HOLLYWOOD, FL—A breast cancer guideline panel of the National Comprehensive Cancer Network decided to retain in its treatment algorithm the use of bevacizumab for women with metastatic disease.
Although acknowledging pending Food and Drug Administration action to remove the recommendation for bevacizumab among women with advanced breast cancer, guideline committee chairman Robert W. Carlson, MD, Professor of Medicine at Stanford University, said he and his 26-member breast cancer panel agreed unanimously to keep listing treatment of recurrent or metastatic disease with bevacizumab, preferentially combined with paclitaxel therapy.
“The data observed in the E2100 Study really had not changed from its approval previously, and we thought that if the data were compelling two years ago, why isn‘t it compelling enough today?,” he explained.

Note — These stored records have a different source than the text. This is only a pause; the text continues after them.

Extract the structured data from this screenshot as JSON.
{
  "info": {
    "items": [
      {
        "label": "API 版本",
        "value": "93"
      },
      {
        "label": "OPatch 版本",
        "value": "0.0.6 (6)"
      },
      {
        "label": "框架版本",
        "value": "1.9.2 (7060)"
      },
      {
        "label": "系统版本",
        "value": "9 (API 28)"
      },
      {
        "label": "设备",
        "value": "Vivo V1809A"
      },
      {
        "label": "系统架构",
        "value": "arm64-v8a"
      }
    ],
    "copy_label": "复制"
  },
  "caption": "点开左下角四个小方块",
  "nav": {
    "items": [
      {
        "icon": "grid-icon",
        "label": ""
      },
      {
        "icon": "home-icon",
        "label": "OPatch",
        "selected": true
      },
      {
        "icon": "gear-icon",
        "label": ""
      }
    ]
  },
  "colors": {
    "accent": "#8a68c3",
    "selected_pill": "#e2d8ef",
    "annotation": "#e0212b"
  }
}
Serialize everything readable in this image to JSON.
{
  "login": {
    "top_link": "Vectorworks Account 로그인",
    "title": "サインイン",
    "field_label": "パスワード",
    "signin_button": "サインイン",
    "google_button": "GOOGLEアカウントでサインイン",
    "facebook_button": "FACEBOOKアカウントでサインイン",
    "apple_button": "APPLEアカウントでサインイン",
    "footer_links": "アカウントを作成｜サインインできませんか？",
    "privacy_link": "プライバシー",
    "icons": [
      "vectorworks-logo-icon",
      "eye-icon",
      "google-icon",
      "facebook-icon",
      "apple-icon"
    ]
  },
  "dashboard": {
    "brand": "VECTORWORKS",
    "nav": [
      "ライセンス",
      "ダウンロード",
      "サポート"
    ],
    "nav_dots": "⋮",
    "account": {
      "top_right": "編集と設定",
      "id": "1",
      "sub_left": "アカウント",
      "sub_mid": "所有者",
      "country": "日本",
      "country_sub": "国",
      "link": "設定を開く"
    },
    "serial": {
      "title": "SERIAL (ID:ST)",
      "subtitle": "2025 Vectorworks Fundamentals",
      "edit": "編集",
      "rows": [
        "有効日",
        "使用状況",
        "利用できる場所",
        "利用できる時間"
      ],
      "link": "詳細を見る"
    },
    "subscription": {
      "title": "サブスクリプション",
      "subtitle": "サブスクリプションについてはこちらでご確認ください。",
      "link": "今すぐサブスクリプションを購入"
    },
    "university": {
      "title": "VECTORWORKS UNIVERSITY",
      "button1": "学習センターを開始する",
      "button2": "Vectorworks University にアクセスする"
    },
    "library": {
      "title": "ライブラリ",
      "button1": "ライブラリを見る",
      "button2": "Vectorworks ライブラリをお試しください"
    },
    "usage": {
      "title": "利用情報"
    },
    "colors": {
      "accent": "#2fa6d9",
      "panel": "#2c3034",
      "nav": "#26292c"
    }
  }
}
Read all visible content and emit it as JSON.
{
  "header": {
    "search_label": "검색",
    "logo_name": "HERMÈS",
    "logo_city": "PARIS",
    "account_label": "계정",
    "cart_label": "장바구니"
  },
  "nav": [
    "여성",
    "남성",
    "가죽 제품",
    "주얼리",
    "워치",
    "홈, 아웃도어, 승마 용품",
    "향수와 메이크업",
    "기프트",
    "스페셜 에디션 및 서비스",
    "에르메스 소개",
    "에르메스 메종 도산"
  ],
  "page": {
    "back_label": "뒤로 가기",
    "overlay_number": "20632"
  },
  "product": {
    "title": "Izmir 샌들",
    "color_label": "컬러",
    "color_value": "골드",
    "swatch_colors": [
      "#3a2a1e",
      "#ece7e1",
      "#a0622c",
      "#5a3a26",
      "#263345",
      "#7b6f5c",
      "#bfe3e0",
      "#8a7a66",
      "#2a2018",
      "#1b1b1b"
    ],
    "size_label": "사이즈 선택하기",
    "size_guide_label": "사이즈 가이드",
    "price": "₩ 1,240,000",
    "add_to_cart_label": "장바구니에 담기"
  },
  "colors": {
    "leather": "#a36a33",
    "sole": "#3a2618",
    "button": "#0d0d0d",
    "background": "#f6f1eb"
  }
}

Dr. Carlson said the NCCN panel met three times in the past six months to discuss the FDA recommendations to withdraw the indication, including a two-hour marathon conference call.
“The end result was that the panel voted unanimously that we should retain the indication for bevacizumab in combination with paclitaxel on our guideline,” he said.
The panel, which presented the guidelines here at the 16th annual NCCN Conference on Clinical Practice Guidelines & Quality Cancer Care, added a footnote to the treatment recommendations to explain its decision:
“Randomized clinical trials in metas-tatic breast cancer document that the addition of bevacizumab to some first-line or second-line chemotherapy agents modestly improves time to progression and response rates but does not improve overall survival. The time to progression impact may vary among cytotoxic agents and appears greatest with bevacizumab in combination with weekly paclitaxel.”
Asked for his opinion, Len Lichtenfeld, MD, Deputy Chief Medical Officer for the American Cancer Society, said, “The panel appeared to dismiss the toxicity issue of bevacizumab, although that‘s what the FDA believes is important. The FDA is questioning the value of progression-free survival if there is no overall benefit in overall survival. There are toxicities with bevacizumab.”
Dr. Lichtenfeld noted, however, that there are clearly women who benefit greatly from bevacizumab therapy, but that the challenge is how to identify which women will have the greatest benefit from the drug.
Other Breast Cancer Recommendations
In other recommendation by the breast cancer panel, Dr. Carlson said the group:
* Added eribulin mesylate as one of the possible treatments for recurrent or metastatic breast cancer.
* Added denosumab as an optional treatment for the prevention of skeletal-related events in breast cancer patients with bone metastases.
* Encourages the determination of estrogen receptor, progesterone receptor, and HER2 receptor status in metastatic disease.
* Remained silent on the issue of testing for the breast cancer biomarker CYP2D6 and its possible impact on tamoxifen. Dr. Carlson said that the panel‘s decision not to mention the biomarker could be interpreted as a suggestion “not to do it.”